Fine Gael Candidate for Cork North West has made an assurance that Irish will not be removed as compulsory language for the leaving certificate for a generation or two. Commenting on recent misrepresentations of Fine Gael policy on the matter, Deputy Creed said;
“The most frustrating issue I have encountered during the course of this election campaign is the misrepresentation of Fine Gael policy on the Irish language. Representing a Constituency with a large Gaeltacht area, this matter is hugely important and must be clarified”.
“Fine Gael is strongly committed to the development of the Irish language and the Gaeltacht regions. We recognise the value and cultural importance of our Irish tradition and heritage and we are determined to ensure the language and the Gaeltacht regions survive and prosper”.
“We are committed to overhauling the way in which Irish is taught at primary and second levels of education, to ensure teachers are equipped with the right tools to instil a love of the language for all students, and that the curriculum is designed to inspire students to continue speaking the language after leaving school”.
“We believe that reinventing the way we teach Irish will encourage more students to study the language and engage with it beyond the school system. We believe compulsion has not fostered growth or commitment to the language. We will overhaul the curriculum at second level and we will critically examine the effect of current training methods of teachers to teach. Irish as an optional subject for Leaving Certificate will only apply following consultations on both matters”.

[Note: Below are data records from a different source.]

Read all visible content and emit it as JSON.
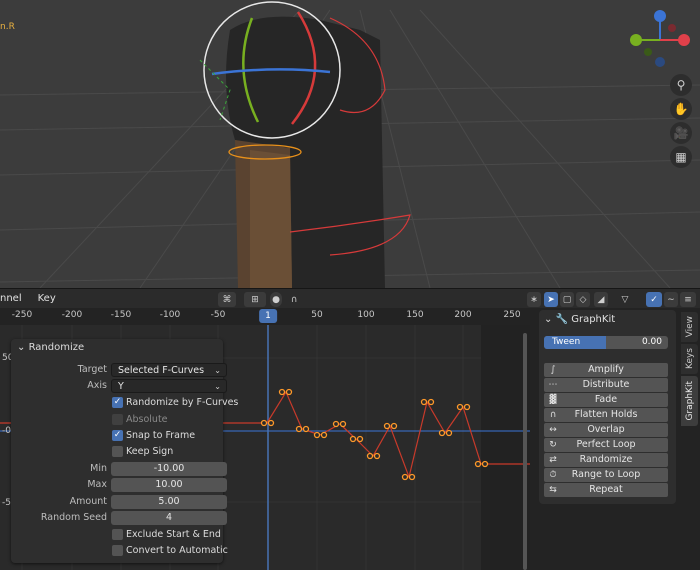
{
  "viewport": {
    "bone_label": "n.R",
    "nav_buttons": [
      "zoom-icon",
      "hand-icon",
      "camera-icon",
      "grid-icon"
    ],
    "gizmo": {
      "z_label": "Z",
      "y_label": "Y",
      "x_label": "X"
    }
  },
  "header": {
    "menus": [
      "nnel",
      "Key"
    ]
  },
  "scrubbar": {
    "ticks": [
      "-250",
      "-200",
      "-150",
      "-100",
      "-50",
      "50",
      "100",
      "150",
      "200",
      "250"
    ],
    "current_frame": "1"
  },
  "y_axis": {
    "top": "50",
    "zero": "-0",
    "bottom": "-5"
  },
  "operator": {
    "title": "Randomize",
    "target_label": "Target",
    "target_value": "Selected F-Curves",
    "axis_label": "Axis",
    "axis_value": "Y",
    "randomize_by_fcurves": "Randomize by F-Curves",
    "absolute": "Absolute",
    "snap_to_frame": "Snap to Frame",
    "keep_sign": "Keep Sign",
    "min_label": "Min",
    "min_value": "-10.00",
    "max_label": "Max",
    "max_value": "10.00",
    "amount_label": "Amount",
    "amount_value": "5.00",
    "seed_label": "Random Seed",
    "seed_value": "4",
    "exclude": "Exclude Start & End",
    "convert": "Convert to Automatic"
  },
  "graphkit": {
    "title": "GraphKit",
    "tween_label": "Tween",
    "tween_value": "0.00",
    "tween_fraction": 0.5,
    "buttons": [
      "Amplify",
      "Distribute",
      "Fade",
      "Flatten Holds",
      "Overlap",
      "Perfect Loop",
      "Randomize",
      "Range to Loop",
      "Repeat"
    ],
    "tabs": [
      "View",
      "Keys",
      "GraphKit"
    ]
  },
  "colors": {
    "accent": "#4772b3",
    "curve": "#e06a1b",
    "keyframe": "#ff9a2a",
    "x_axis": "#e0404a",
    "y_axis": "#78b020",
    "z_axis": "#3b74d6"
  }
}
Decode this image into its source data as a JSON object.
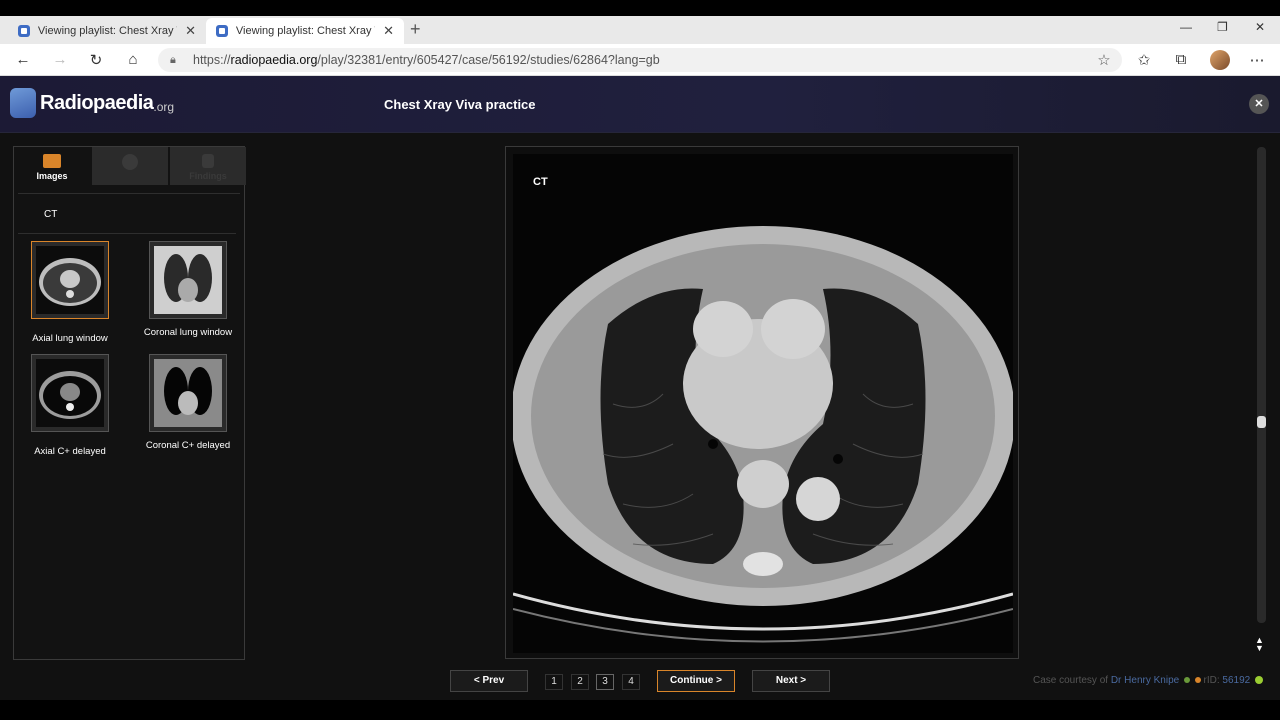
{
  "browser": {
    "tabs": [
      {
        "title": "Viewing playlist: Chest Xray Viva"
      },
      {
        "title": "Viewing playlist: Chest Xray Viva"
      }
    ],
    "url_domain": "radiopaedia.org",
    "url_prefix": "https://",
    "url_path": "/play/32381/entry/605427/case/56192/studies/62864?lang=gb"
  },
  "app": {
    "logo_name": "Radiopaedia",
    "logo_suffix": ".org",
    "title": "Chest Xray Viva practice"
  },
  "panel": {
    "tabs": [
      {
        "label": "Images"
      },
      {
        "label": ""
      },
      {
        "label": "Findings"
      }
    ],
    "modality": "CT",
    "series": [
      {
        "label": "Axial lung window"
      },
      {
        "label": "Coronal lung window"
      },
      {
        "label": "Axial C+ delayed"
      },
      {
        "label": "Coronal C+ delayed"
      }
    ]
  },
  "viewer": {
    "modality_label": "CT"
  },
  "navigation": {
    "prev": "<  Prev",
    "continue": "Continue  >",
    "next": "Next  >",
    "pages": [
      "1",
      "2",
      "3",
      "4"
    ],
    "current_page": "3"
  },
  "credit": {
    "prefix": "Case courtesy of",
    "author": "Dr Henry Knipe",
    "rid_label": "rID:",
    "rid": "56192"
  },
  "colors": {
    "accent": "#d9852a",
    "header_bg": "#1c1a35"
  }
}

“We will allocate 50% of marks to oral Irish exams. A study on a double curriculum to Leaving Cert will be investigated, one on the current system and a second in communicating Irish. The questions of extra points for third level entry will be investigated. Fine Gael will double the proportion of Irish students sitting the Higher Level Leaving Certificate exam by 2018”.
“We will investigate the development of a national proficiency scale for the Irish language. This ten point scale would allow every citizen to have their competence assessed and use modern teaching methods and modern technology to gradually improve their proficiency at a pace that suits themselves”.
“We have a Constitutional obligation to preserve and promote the language. There has been a politically motivated cynical attempt to misrepresent our position. There are groups and individuals who are masquerading as protectors of the language who simply wish to undermine Fine Gael at every turn. Instead of campaigning against the failed Government policies towards the language of the last eighty years, they instead wish to challenge those who seek to put forward a progressive policy to ensure the language has a future. The very least they could do is read our policy and show some honesty”.